But ready or not, the holiday season is upon us. And when you work in hospitality and retail long enough, you really loathe this time of year. The added hours. The extra stocking, cashiering, bagging, cleaning. The stress and hassle. The headaches, backaches, footaches. Underpaid and underappreciated. Missing meals, missing spouses, missing social lives. And if you live in a winter climate like I do, the hours of extra time behind the wheel due to snow, lack of parking, and terrible drivers.
And for what? I miss almost every Thanksgiving and Christmas Eve dinner. My life is turned upside down. I can’t do my own holiday shopping because I’m working during normal shopping hours, and the last place I want to be during my time off is in a freaking store. I just want to hide under the covers.

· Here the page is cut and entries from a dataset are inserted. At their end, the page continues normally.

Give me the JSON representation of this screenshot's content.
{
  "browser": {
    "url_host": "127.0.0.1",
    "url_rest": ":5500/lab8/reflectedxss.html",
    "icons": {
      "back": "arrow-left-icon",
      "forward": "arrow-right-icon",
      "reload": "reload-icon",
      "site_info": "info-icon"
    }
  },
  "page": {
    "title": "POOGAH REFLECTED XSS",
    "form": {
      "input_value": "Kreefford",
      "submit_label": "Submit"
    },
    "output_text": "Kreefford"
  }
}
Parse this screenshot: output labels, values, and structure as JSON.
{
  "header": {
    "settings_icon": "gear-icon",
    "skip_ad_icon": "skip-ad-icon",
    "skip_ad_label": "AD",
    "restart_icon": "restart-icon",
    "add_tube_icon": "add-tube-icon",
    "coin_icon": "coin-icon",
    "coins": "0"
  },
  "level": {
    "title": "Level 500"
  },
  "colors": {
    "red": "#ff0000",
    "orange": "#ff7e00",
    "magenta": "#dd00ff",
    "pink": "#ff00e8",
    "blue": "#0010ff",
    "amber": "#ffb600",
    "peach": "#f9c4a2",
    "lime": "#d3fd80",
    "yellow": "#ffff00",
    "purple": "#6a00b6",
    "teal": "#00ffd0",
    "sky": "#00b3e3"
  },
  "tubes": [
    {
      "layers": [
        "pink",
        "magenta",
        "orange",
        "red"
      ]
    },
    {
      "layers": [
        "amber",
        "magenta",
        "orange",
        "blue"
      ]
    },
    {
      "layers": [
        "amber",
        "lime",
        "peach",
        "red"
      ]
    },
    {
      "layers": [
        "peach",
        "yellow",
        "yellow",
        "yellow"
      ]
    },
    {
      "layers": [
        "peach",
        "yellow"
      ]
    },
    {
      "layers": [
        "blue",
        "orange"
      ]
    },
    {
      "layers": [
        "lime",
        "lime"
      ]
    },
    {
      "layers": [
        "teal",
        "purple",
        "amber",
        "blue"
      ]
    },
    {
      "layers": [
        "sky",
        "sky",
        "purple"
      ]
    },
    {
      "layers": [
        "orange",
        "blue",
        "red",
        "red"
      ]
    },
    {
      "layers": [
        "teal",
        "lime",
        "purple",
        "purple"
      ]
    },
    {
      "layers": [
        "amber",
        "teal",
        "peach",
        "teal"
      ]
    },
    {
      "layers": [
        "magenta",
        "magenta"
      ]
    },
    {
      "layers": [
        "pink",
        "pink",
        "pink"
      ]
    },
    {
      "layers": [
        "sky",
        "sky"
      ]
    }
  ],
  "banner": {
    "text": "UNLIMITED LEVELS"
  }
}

My family still doesn’t understand how difficult a time it is for me. I’m a bitchy zombie at home for a month straight. At work? My bosses work me to exhaustion and don’t give me a holiday bonus or a party. The sales expectations are ridiculous, although we exceed them every year. And the shoppers? Good grief. Most are hurried, stressed, crabby and haven’t done a lick of thinking ahead. “I don’t know if he/she drinks wine but I can’t think of anything else to give him/her.” Ugh. Maybe one in five customers is actually decent to me and grateful for my help. In over ten years in this business, one regular customer has actually given me a gift (a gorgeous $40 bottle of Aussie Shiraz that I’ll never forget.)
“There is nothing fun about any of this!” I want to shout, then punch the jolly smiles off shoppers’ faces. But instead I greet them cheerfully, help them choose the perfect bottle and send them on their merry way. My company does 23% of its business in the last six weeks of the year. And it sure as shit feels like it. Every single second of it.
I know I could have chosen a different profession. I could have holidays off, I could spend the time with my family, I could actually enjoy the month of December. But when it’s all said and done, there is at least one customer every year that inexplicably makes it all worthwhile. With a smile, or a handshake, or a genuine “Thanks Barb, Merry Christmas.” I hope this year is no exception, and I look forward to sharing that story.
At 6:01 PM on December 24th, when the last customer has paid and the doors are locked, I will say “Merry Christmas” and actually mean it. But until then, I’m just trying to get through the day without strangling anyone. Then I have six days of returns to deal with and mad NYE shoppers. So please understand if I’m a tad cranky this time of year. And don’t take it personally if I flip you off in traffic.
Happy holidays! Grumble grumble.